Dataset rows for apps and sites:
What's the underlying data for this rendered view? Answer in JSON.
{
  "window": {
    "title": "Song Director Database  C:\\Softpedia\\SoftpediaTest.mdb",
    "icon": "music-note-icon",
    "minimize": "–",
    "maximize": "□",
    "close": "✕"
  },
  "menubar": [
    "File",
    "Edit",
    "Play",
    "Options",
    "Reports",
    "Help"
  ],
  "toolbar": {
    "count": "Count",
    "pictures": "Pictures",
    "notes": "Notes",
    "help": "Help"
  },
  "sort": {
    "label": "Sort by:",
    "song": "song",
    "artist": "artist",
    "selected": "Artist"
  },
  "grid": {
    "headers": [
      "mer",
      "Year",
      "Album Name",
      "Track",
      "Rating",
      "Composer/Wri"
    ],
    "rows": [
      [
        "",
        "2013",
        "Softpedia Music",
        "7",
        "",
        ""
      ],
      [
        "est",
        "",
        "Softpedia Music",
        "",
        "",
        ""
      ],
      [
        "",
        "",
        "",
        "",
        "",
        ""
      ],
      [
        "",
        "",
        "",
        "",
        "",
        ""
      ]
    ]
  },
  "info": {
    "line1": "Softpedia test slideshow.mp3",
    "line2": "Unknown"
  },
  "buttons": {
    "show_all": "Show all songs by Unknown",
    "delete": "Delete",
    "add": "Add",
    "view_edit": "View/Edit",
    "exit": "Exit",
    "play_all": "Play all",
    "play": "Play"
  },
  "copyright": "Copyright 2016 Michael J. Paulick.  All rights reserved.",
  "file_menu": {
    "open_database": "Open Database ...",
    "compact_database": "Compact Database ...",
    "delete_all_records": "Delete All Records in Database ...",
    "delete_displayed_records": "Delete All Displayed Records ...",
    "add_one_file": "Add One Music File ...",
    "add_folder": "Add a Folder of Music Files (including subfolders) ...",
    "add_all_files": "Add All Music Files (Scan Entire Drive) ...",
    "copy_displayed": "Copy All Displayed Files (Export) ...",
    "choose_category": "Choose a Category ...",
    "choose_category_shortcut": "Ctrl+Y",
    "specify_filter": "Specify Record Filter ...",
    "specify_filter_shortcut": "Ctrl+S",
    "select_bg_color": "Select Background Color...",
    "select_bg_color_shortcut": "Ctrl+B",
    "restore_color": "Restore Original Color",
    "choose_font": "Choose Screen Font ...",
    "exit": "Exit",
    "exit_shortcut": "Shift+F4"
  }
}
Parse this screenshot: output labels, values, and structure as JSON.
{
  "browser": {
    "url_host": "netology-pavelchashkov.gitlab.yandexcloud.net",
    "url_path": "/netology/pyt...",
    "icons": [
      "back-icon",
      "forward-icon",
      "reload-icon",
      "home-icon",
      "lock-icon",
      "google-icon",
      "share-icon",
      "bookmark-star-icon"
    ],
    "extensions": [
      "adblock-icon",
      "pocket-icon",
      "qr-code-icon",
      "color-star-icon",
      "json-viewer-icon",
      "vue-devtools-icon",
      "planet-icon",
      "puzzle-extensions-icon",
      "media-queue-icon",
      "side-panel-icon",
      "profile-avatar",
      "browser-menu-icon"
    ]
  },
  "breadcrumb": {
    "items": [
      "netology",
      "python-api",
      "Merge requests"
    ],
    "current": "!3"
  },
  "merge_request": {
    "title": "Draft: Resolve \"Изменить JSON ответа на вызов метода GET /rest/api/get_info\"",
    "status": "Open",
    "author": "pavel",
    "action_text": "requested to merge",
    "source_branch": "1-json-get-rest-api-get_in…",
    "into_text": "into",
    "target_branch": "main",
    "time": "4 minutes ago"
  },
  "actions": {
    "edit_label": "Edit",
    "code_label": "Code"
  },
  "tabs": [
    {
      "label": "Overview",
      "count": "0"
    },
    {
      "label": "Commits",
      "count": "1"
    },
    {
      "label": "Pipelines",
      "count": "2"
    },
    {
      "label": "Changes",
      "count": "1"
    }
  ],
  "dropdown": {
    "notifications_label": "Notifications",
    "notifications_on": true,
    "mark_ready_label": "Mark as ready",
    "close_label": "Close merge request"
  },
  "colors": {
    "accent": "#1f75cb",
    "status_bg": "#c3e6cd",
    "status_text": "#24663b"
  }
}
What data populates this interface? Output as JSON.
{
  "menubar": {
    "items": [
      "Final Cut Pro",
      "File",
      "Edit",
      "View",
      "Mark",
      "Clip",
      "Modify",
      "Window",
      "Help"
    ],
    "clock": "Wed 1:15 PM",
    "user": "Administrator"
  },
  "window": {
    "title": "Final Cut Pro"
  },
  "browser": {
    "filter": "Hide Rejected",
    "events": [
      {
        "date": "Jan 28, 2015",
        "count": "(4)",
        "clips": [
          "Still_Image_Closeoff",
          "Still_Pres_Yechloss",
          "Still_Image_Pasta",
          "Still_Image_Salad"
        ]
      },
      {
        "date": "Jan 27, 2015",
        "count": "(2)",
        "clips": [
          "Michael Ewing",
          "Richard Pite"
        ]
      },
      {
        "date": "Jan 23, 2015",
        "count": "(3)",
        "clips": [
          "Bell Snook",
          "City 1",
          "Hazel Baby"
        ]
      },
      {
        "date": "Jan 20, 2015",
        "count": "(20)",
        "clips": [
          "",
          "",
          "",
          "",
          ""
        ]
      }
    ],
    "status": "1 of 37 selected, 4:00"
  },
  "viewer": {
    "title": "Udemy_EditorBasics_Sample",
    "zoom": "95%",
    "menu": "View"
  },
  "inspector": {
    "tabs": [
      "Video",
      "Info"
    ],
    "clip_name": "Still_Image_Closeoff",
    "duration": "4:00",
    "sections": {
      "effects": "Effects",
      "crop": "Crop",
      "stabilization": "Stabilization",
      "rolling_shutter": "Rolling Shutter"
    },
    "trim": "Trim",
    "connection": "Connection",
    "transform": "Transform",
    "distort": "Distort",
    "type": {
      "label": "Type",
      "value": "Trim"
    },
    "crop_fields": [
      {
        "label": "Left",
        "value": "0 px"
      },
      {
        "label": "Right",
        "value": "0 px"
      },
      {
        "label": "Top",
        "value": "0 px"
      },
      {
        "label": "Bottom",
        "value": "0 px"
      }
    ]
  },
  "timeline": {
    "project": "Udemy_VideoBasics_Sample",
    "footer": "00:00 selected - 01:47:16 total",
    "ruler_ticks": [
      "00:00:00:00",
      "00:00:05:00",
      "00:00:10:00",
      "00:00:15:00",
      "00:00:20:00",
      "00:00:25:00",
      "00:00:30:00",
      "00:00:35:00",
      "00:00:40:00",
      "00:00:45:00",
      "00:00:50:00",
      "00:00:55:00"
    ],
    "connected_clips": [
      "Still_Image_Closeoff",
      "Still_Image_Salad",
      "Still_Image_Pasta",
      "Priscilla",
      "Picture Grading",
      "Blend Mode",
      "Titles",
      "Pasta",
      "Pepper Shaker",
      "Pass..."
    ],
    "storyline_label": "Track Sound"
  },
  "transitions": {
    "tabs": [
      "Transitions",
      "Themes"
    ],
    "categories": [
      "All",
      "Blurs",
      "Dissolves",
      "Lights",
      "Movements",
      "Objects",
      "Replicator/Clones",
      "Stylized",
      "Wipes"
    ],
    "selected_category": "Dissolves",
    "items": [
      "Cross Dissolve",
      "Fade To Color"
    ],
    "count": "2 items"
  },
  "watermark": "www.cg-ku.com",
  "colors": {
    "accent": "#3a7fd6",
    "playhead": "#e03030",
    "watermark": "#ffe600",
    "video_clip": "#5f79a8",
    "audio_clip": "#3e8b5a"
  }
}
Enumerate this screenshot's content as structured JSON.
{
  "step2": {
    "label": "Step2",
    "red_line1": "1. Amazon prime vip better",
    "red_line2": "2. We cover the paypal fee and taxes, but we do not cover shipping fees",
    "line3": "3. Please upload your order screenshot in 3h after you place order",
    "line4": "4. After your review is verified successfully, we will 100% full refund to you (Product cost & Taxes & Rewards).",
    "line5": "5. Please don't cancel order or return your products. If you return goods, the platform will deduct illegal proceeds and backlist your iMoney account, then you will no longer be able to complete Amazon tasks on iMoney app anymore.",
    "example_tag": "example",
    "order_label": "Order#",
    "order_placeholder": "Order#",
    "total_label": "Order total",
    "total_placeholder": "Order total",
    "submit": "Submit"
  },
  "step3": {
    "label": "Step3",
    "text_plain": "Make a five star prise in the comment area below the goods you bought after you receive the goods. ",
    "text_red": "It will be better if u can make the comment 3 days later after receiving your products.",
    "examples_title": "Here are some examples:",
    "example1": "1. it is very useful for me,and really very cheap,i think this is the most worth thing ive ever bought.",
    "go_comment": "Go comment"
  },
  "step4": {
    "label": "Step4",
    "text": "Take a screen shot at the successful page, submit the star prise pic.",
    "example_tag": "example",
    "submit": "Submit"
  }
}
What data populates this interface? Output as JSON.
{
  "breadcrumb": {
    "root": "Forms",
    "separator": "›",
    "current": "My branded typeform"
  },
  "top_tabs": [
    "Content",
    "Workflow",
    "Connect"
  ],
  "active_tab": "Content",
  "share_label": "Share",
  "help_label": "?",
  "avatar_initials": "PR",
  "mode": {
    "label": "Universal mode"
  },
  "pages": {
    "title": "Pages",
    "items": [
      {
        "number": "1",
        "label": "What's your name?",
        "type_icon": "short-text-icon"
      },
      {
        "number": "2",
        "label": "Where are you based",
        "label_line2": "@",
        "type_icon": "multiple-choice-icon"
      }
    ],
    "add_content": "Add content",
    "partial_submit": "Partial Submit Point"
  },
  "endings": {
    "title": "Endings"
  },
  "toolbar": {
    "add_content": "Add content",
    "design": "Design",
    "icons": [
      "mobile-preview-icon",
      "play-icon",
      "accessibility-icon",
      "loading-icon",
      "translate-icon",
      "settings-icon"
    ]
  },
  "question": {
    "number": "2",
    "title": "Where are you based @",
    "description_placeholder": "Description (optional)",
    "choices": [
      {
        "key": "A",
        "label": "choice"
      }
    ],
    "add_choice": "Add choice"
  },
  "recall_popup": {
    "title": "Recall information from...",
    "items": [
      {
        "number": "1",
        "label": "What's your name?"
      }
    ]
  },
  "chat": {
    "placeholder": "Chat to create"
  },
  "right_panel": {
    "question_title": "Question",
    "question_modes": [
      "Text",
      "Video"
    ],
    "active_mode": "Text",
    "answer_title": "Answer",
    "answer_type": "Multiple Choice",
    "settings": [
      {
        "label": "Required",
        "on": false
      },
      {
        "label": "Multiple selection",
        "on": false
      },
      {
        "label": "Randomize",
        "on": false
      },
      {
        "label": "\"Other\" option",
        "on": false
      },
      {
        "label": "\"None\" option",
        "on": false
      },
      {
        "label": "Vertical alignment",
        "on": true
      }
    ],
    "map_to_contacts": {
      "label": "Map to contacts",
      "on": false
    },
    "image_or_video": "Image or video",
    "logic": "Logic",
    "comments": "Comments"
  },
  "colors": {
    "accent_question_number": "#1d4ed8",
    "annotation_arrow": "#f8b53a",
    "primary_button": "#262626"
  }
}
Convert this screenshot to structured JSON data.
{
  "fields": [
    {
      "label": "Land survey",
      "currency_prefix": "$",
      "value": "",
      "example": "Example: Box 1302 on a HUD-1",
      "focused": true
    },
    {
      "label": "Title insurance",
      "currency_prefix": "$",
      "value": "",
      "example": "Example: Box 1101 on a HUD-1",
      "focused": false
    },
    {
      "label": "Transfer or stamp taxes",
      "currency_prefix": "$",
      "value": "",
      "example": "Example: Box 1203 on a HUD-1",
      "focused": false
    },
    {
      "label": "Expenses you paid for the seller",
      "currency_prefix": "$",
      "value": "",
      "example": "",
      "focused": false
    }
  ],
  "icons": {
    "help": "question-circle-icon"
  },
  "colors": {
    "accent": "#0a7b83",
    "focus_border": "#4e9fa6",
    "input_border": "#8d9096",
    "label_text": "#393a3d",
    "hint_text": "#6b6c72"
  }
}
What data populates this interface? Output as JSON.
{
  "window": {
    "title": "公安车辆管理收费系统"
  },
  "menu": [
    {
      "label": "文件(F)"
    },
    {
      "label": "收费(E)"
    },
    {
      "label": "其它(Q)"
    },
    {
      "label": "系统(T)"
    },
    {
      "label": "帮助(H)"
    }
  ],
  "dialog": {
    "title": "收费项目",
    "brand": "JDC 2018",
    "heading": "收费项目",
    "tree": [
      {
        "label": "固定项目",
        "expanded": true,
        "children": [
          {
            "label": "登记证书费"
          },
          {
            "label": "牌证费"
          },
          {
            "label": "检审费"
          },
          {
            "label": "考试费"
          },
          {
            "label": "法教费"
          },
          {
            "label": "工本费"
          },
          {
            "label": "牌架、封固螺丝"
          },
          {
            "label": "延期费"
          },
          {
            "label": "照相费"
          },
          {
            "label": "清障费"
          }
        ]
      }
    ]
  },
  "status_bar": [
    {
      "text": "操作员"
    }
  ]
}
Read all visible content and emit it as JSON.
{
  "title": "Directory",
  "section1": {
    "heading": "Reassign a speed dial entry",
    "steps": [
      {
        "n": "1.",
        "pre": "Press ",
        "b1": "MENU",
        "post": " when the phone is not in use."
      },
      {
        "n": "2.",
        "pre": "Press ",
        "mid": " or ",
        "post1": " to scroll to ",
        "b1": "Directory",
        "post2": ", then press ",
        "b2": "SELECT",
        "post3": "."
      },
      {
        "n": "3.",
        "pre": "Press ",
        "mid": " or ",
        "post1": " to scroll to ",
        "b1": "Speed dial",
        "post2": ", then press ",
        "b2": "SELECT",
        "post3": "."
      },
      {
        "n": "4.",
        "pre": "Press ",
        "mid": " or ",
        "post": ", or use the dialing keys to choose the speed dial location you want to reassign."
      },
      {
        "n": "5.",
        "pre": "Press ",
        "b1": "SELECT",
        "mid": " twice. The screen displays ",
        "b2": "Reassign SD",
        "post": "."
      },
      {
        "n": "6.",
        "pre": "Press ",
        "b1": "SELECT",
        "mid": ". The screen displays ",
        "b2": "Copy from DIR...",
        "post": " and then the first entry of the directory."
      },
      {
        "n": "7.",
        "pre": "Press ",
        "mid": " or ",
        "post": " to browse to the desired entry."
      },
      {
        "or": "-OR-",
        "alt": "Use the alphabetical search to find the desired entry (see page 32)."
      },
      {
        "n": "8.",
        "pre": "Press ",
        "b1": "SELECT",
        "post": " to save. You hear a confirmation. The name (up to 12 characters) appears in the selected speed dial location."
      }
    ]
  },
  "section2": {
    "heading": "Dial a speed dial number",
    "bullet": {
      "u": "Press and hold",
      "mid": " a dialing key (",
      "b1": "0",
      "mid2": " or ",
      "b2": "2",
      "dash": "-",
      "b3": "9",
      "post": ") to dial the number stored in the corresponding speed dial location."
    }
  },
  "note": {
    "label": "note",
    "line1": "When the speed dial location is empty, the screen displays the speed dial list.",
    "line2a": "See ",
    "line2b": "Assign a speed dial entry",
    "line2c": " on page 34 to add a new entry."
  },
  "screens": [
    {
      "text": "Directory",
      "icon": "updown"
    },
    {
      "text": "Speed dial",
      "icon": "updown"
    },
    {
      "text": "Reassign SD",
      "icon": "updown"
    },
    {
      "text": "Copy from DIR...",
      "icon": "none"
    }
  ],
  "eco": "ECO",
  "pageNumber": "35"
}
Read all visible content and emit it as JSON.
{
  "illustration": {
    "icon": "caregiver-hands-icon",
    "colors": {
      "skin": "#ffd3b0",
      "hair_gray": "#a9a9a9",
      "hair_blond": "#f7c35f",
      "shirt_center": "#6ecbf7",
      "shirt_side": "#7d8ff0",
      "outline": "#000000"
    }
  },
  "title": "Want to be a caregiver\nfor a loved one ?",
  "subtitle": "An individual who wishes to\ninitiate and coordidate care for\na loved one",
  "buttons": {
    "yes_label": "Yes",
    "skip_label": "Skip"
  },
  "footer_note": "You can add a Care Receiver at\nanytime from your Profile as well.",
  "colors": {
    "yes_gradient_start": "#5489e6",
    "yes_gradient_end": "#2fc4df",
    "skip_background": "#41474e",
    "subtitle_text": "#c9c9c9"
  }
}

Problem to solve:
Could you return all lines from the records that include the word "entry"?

Solution for this problem:
    "heading": "Reassign a speed dial entry",
        "post": " and then the first entry of the directory."
        "post": " to browse to the desired entry."
        "alt": "Use the alphabetical search to find the desired entry (see page 32)."
    "line2b": "Assign a speed dial entry",
    "line2c": " on page 34 to add a new entry."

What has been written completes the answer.